Work to be completed: Please report each line in the material below that includes "image".

Material shown:
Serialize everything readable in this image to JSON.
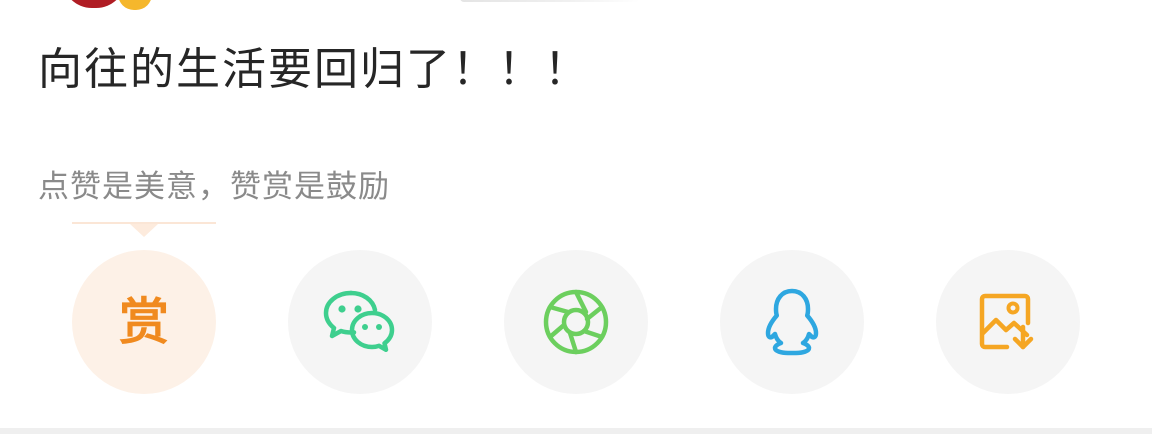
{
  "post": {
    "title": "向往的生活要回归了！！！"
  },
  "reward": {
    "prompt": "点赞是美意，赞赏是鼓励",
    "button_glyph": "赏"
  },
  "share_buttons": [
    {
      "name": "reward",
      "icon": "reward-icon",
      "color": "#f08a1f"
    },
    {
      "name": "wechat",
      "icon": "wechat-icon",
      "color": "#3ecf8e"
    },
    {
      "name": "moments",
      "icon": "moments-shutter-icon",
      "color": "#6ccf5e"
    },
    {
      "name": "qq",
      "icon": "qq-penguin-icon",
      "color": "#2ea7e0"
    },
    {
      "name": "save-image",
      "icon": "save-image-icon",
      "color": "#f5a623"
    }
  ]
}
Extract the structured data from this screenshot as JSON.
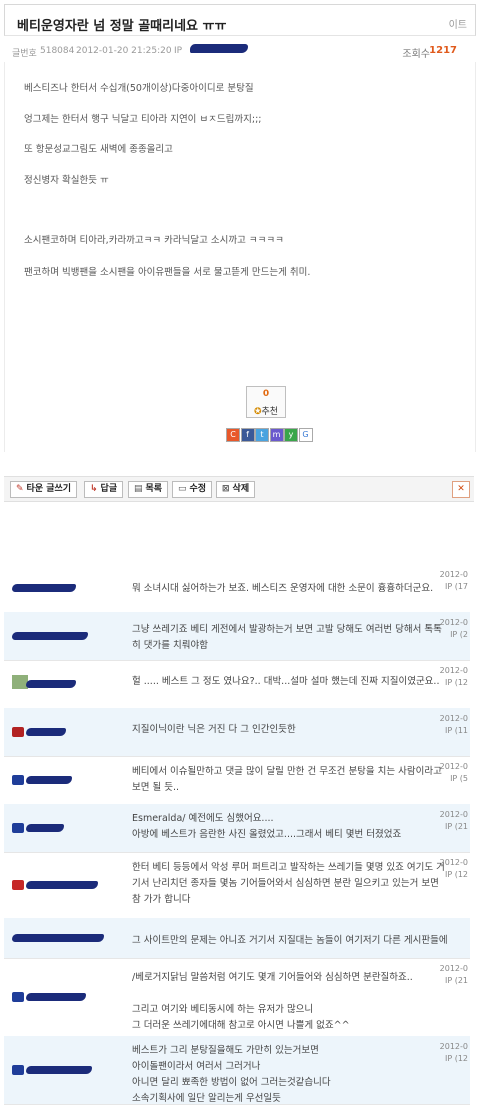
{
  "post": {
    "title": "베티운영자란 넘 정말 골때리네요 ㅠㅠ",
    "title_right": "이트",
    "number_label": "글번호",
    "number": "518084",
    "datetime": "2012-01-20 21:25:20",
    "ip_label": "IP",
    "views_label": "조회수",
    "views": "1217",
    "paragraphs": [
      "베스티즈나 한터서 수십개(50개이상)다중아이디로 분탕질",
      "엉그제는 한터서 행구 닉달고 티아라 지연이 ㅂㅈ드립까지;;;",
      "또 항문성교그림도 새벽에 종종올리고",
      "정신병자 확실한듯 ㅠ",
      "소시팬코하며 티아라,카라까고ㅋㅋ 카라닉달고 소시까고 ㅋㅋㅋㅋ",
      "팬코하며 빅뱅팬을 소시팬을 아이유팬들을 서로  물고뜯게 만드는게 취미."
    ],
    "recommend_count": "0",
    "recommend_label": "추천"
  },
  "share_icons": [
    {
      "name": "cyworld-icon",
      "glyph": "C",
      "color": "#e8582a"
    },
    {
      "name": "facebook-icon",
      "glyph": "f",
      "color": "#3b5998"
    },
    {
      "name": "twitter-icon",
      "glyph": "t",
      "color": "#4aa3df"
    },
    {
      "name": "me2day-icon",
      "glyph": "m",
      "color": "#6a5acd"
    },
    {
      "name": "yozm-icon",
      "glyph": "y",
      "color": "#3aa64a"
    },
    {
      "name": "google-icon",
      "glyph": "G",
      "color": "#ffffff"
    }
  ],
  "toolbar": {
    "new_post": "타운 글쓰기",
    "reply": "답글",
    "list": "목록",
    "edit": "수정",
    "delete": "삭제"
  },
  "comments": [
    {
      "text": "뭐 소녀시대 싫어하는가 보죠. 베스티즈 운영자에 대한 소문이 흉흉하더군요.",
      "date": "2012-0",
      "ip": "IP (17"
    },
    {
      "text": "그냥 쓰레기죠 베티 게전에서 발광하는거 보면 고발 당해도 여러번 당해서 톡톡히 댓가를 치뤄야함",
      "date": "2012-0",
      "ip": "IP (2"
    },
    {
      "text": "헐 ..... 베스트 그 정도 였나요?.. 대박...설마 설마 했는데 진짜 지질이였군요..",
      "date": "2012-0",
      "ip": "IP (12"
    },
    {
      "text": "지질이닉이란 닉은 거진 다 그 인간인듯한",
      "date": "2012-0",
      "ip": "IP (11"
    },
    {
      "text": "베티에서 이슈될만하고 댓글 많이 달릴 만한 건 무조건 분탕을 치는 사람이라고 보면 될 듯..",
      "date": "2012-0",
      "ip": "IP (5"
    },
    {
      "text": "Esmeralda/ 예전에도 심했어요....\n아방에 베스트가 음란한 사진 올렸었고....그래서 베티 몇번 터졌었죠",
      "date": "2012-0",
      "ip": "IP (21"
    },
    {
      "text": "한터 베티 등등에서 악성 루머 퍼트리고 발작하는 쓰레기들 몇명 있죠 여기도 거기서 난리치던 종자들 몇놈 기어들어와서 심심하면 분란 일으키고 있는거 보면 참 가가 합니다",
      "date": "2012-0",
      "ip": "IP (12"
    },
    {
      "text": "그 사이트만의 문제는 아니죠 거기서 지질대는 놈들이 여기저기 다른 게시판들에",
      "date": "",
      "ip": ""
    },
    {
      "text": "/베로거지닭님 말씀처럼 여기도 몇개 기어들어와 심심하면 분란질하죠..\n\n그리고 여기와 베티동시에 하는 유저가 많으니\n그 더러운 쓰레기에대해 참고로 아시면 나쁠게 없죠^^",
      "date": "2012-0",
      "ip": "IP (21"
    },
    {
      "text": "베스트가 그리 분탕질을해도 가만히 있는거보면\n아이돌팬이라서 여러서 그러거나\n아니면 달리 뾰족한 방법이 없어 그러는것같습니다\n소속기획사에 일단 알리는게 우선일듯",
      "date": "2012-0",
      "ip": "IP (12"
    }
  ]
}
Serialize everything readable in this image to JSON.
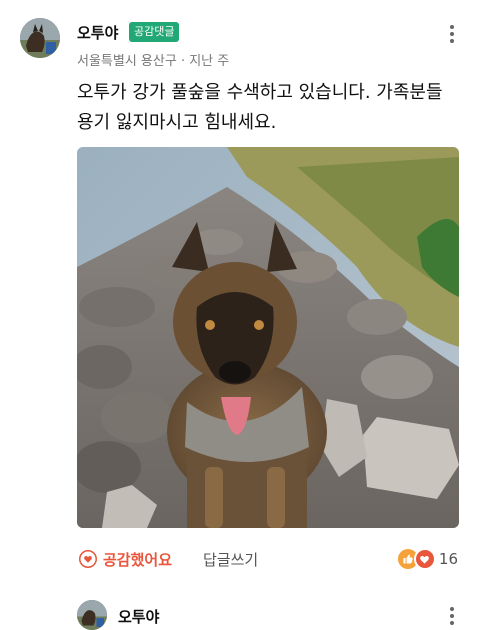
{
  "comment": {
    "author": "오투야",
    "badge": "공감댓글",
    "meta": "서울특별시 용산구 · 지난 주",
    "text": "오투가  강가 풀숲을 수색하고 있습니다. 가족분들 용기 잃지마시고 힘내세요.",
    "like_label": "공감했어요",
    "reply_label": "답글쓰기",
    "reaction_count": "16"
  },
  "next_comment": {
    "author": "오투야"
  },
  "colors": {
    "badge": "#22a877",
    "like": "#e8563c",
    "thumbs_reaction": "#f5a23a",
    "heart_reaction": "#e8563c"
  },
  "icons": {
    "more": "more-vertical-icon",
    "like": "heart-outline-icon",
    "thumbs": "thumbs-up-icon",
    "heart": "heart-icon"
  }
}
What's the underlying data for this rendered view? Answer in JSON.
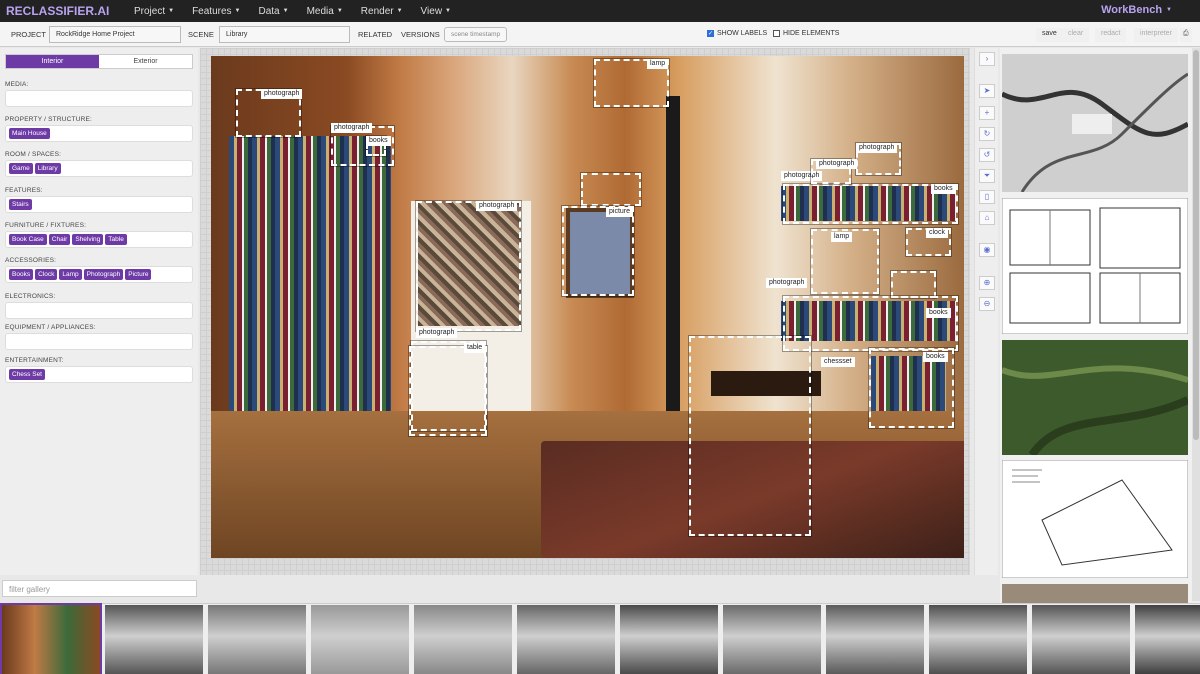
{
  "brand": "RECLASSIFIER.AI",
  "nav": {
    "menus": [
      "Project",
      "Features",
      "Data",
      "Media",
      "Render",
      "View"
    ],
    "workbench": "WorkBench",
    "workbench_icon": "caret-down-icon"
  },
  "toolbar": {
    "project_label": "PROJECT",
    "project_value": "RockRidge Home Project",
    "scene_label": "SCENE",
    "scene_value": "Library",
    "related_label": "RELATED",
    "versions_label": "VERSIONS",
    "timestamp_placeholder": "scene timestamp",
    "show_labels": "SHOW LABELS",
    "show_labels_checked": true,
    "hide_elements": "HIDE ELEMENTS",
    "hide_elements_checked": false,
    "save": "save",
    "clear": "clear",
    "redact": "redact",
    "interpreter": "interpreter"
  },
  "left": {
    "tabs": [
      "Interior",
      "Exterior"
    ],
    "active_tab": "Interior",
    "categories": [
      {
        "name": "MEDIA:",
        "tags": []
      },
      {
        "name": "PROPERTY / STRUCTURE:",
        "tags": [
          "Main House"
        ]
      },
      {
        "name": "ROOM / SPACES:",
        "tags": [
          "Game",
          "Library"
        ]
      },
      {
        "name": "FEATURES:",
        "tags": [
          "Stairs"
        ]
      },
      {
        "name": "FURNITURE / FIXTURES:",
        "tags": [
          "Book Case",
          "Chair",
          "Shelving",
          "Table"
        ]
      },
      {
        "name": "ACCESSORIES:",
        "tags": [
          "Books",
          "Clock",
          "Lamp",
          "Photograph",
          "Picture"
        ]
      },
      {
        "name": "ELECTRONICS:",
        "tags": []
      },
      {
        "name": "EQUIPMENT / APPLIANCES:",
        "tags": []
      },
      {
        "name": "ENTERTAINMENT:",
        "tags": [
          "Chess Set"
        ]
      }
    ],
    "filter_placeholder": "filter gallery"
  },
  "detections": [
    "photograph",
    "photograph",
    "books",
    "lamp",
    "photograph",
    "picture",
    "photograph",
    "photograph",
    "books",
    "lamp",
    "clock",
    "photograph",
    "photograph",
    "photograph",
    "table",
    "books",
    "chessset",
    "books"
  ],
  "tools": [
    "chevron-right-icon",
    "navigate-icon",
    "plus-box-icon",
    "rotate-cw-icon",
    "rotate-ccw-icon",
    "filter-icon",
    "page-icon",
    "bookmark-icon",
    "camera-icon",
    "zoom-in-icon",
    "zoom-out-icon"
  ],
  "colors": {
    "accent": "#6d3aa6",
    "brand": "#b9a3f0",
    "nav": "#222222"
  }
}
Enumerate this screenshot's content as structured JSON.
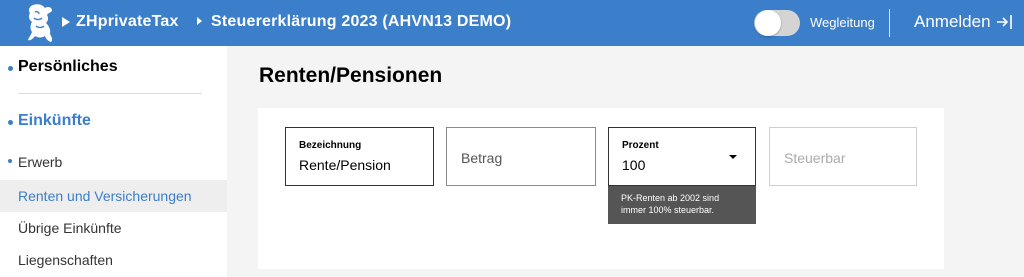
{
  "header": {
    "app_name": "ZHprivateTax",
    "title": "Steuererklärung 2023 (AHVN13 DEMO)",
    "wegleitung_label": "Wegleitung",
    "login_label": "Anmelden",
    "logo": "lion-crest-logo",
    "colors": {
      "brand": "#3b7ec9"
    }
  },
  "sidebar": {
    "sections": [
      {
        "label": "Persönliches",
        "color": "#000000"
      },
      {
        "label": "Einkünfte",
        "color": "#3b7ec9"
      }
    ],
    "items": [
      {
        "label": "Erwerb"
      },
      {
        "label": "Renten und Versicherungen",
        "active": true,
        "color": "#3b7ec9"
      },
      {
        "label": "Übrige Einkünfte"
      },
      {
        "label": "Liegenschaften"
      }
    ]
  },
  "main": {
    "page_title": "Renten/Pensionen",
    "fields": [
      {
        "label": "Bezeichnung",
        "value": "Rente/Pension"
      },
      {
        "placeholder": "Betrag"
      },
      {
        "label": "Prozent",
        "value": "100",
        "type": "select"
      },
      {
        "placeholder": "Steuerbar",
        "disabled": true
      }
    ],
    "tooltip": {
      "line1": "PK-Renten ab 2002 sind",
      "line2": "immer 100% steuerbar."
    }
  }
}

Task solution:
Serialize everything readable in this image to JSON.
      "name": "save-image",
      "icon": "save-image-icon",
Serialize everything readable in this image to JSON.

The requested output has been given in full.